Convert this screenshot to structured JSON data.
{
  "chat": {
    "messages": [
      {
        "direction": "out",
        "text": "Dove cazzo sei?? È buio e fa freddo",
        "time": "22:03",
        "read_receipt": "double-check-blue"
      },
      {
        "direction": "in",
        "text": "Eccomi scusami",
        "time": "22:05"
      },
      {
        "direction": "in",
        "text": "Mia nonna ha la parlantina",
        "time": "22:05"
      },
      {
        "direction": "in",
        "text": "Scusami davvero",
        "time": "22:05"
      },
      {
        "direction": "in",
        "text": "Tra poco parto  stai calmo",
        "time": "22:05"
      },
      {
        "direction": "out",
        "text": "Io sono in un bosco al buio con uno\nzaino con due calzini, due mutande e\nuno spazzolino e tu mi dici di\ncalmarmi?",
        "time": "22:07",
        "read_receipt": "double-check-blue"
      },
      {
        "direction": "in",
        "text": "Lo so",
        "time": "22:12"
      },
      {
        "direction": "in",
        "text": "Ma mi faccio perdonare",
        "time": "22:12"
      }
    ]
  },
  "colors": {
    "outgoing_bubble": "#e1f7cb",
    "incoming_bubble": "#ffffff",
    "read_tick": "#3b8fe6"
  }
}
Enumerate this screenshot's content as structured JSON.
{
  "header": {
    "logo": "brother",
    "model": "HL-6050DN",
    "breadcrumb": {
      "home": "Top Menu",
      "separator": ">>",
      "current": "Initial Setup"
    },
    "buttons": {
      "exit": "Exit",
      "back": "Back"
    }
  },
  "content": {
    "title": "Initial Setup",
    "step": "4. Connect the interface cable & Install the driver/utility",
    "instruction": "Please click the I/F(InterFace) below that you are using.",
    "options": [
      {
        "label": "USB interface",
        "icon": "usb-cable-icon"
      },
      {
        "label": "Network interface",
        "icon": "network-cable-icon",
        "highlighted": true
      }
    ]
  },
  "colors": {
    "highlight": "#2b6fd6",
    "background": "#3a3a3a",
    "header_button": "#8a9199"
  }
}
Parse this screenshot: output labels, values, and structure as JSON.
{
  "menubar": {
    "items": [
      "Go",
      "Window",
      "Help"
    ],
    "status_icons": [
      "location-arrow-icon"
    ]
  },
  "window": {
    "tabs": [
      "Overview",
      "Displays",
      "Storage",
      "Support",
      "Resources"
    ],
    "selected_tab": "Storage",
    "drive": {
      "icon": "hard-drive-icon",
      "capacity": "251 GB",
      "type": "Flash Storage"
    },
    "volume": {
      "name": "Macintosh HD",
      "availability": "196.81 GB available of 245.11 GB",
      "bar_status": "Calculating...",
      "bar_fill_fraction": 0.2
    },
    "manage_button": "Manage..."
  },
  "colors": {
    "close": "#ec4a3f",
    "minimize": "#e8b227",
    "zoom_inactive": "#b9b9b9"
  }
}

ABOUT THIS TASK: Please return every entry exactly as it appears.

WRITTEN RESPONSE:
Convert this screenshot to structured JSON data.
{
  "chat": {
    "messages": [
      {
        "direction": "out",
        "text": "Dove cazzo sei?? È buio e fa freddo",
        "time": "22:03",
        "read_receipt": "double-check-blue"
      },
      {
        "direction": "in",
        "text": "Eccomi scusami",
        "time": "22:05"
      },
      {
        "direction": "in",
        "text": "Mia nonna ha la parlantina",
        "time": "22:05"
      },
      {
        "direction": "in",
        "text": "Scusami davvero",
        "time": "22:05"
      },
      {
        "direction": "in",
        "text": "Tra poco parto  stai calmo",
        "time": "22:05"
      },
      {
        "direction": "out",
        "text": "Io sono in un bosco al buio con uno\nzaino con due calzini, due mutande e\nuno spazzolino e tu mi dici di\ncalmarmi?",
        "time": "22:07",
        "read_receipt": "double-check-blue"
      },
      {
        "direction": "in",
        "text": "Lo so",
        "time": "22:12"
      },
      {
        "direction": "in",
        "text": "Ma mi faccio perdonare",
        "time": "22:12"
      }
    ]
  },
  "colors": {
    "outgoing_bubble": "#e1f7cb",
    "incoming_bubble": "#ffffff",
    "read_tick": "#3b8fe6"
  }
}
Enumerate this screenshot's content as structured JSON.
{
  "header": {
    "logo": "brother",
    "model": "HL-6050DN",
    "breadcrumb": {
      "home": "Top Menu",
      "separator": ">>",
      "current": "Initial Setup"
    },
    "buttons": {
      "exit": "Exit",
      "back": "Back"
    }
  },
  "content": {
    "title": "Initial Setup",
    "step": "4. Connect the interface cable & Install the driver/utility",
    "instruction": "Please click the I/F(InterFace) below that you are using.",
    "options": [
      {
        "label": "USB interface",
        "icon": "usb-cable-icon"
      },
      {
        "label": "Network interface",
        "icon": "network-cable-icon",
        "highlighted": true
      }
    ]
  },
  "colors": {
    "highlight": "#2b6fd6",
    "background": "#3a3a3a",
    "header_button": "#8a9199"
  }
}
Parse this screenshot: output labels, values, and structure as JSON.
{
  "menubar": {
    "items": [
      "Go",
      "Window",
      "Help"
    ],
    "status_icons": [
      "location-arrow-icon"
    ]
  },
  "window": {
    "tabs": [
      "Overview",
      "Displays",
      "Storage",
      "Support",
      "Resources"
    ],
    "selected_tab": "Storage",
    "drive": {
      "icon": "hard-drive-icon",
      "capacity": "251 GB",
      "type": "Flash Storage"
    },
    "volume": {
      "name": "Macintosh HD",
      "availability": "196.81 GB available of 245.11 GB",
      "bar_status": "Calculating...",
      "bar_fill_fraction": 0.2
    },
    "manage_button": "Manage..."
  },
  "colors": {
    "close": "#ec4a3f",
    "minimize": "#e8b227",
    "zoom_inactive": "#b9b9b9"
  }
}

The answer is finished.